The optimal system would have been a checkout POS, where I select what I want, possibly selecting multiple items at once and only paying once; then when I’m ready to buy, I can use my credit card to pay the exact amount I owe, instead of over paying and getting stuck with some weird amount of change that I can’t pocket. Now they’d have to keep the pre-paid system because not everyone has a credit card, but not having the option is a real sticking point.
One size fits all
This is an annoyance I have with Nintendo at times, I remember when they released Donkey Kong Country Returns, and there was no Classic Controller option. Some of the special abilities were tied to shaking the Wiimote, which makes it less responsive and precise than a simple button push; and for a game like DKCR, I want that extra precision. Wario Land: Shate It! and New Super Mario Bros. Wii had the same problem, though they had some places that used the tilt functionality that made some sense; but I wonder if it was added to justify the use of the Wiimote, and that it could’ve been done easily with one of the analog sticks.

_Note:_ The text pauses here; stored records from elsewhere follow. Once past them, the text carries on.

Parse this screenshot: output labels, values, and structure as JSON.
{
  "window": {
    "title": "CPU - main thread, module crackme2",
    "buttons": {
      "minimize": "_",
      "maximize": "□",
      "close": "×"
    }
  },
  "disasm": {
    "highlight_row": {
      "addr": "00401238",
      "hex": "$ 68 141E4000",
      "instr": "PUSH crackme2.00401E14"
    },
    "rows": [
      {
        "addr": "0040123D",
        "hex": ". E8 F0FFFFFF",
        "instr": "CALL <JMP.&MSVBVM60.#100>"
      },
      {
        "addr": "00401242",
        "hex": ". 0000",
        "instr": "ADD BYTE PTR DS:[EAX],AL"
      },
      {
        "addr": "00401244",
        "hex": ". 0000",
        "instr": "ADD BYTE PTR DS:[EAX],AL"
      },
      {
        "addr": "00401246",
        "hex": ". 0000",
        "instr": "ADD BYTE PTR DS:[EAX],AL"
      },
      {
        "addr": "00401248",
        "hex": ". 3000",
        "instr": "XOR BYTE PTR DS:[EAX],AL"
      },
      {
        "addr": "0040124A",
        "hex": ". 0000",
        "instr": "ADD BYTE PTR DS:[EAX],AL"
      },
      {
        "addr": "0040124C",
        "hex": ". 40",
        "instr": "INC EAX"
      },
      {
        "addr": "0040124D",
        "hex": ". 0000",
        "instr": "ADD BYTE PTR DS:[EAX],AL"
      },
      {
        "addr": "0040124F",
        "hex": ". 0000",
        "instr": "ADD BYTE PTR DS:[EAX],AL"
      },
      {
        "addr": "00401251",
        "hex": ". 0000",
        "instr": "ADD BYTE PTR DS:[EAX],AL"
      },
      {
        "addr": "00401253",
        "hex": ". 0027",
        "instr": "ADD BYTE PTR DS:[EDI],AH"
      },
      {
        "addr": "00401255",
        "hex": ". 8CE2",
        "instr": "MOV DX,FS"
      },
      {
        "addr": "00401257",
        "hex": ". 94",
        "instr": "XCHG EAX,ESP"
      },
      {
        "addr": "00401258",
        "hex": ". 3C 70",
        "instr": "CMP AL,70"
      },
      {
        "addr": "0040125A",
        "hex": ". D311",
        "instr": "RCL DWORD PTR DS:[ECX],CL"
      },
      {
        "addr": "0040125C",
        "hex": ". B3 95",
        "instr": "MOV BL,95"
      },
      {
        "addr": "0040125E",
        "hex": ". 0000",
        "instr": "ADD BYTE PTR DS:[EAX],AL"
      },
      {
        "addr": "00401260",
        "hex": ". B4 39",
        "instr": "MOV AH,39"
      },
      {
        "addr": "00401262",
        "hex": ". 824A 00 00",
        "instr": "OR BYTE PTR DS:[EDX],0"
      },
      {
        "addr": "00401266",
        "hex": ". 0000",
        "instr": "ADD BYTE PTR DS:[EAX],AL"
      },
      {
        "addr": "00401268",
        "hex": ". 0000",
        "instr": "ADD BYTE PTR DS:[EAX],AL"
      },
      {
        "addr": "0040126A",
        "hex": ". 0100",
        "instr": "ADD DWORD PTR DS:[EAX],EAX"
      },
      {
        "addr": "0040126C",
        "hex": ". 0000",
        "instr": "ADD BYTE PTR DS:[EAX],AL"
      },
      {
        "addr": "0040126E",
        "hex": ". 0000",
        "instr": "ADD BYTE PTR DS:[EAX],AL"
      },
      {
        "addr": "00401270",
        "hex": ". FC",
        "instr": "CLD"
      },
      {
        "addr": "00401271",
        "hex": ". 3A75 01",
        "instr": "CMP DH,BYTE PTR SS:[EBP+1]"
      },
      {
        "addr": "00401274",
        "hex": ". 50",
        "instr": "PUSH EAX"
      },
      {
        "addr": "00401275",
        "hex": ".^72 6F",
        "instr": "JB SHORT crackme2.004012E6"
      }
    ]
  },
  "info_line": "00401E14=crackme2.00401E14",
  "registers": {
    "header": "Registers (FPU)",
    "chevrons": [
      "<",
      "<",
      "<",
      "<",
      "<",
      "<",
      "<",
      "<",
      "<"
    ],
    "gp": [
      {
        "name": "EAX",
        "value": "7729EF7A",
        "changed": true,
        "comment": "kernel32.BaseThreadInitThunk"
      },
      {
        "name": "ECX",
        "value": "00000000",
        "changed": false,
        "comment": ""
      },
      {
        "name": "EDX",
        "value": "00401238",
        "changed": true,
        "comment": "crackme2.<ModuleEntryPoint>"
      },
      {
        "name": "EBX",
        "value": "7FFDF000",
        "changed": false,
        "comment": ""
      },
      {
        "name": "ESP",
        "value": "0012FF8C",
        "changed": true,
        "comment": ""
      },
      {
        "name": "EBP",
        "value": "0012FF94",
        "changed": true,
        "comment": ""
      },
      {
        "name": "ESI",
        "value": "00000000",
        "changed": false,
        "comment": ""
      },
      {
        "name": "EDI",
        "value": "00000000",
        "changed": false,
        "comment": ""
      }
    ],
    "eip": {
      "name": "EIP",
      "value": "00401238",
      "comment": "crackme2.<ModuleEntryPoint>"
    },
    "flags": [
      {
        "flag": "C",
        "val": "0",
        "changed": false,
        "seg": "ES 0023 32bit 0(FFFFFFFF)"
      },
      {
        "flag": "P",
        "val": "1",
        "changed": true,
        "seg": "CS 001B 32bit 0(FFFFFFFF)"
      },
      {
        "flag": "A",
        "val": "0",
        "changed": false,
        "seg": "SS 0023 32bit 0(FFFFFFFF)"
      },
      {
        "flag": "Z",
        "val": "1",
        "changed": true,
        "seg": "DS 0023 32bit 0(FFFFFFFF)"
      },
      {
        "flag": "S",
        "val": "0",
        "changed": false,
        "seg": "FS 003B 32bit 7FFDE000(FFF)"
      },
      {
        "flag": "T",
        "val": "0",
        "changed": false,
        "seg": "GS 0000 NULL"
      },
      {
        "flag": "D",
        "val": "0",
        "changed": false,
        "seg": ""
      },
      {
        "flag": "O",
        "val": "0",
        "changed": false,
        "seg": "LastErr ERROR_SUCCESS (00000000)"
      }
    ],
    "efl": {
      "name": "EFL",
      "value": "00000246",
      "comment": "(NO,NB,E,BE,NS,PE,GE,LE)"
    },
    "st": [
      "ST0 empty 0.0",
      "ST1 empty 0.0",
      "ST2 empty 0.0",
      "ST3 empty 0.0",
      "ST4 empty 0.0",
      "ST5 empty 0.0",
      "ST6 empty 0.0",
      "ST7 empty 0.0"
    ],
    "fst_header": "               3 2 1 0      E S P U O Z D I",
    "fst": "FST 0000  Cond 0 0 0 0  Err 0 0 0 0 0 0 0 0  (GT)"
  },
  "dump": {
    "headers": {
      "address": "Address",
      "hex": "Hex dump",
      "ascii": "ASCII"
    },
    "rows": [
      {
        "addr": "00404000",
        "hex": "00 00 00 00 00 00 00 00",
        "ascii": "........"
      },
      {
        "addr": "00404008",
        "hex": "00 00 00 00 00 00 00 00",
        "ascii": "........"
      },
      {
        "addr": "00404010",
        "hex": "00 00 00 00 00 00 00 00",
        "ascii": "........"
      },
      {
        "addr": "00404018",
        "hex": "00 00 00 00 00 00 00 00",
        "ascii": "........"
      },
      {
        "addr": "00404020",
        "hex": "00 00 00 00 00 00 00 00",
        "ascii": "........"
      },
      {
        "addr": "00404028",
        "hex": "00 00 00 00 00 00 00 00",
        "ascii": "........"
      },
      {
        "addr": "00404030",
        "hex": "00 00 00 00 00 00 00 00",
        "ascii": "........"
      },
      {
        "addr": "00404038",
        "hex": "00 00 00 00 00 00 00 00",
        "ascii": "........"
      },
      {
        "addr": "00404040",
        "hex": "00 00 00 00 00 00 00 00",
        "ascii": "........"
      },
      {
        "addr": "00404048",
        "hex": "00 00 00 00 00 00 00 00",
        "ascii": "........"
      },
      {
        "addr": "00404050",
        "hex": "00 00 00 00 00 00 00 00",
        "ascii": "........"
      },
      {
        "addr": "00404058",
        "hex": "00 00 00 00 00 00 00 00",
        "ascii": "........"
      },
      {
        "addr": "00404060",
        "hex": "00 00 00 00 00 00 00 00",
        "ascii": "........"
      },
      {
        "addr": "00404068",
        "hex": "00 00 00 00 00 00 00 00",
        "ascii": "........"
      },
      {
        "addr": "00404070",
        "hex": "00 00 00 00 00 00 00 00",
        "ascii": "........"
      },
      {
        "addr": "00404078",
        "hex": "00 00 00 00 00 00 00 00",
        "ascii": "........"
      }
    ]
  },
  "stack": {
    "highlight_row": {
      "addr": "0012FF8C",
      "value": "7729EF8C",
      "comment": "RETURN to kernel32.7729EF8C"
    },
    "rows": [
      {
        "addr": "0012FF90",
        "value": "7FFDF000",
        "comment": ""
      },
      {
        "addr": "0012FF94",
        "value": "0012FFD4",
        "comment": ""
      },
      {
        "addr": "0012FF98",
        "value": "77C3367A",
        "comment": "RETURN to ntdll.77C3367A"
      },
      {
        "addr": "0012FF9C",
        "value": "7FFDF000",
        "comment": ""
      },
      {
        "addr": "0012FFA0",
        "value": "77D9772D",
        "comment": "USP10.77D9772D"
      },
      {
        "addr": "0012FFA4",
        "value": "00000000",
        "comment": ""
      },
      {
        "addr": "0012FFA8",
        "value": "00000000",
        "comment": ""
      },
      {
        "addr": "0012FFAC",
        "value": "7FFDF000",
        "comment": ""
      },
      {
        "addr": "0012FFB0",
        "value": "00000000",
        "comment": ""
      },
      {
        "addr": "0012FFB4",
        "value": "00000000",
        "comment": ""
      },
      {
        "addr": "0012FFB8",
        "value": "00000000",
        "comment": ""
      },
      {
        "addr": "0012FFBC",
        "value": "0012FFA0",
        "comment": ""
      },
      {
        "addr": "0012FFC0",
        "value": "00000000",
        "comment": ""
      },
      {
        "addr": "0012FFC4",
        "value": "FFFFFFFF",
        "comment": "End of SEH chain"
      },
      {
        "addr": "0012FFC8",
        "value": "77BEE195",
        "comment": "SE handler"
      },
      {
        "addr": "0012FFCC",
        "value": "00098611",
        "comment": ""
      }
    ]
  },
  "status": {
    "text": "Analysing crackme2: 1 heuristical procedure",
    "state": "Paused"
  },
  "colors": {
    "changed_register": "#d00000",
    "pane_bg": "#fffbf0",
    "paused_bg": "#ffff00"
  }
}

I dislike this “one size fits all” approach, as it forces everybody to work within the same constraints, just because not everyone can use a credit card, or has a Classic Controller, but they don’t even give the option for those that do, to use a different (or in these cases better) system.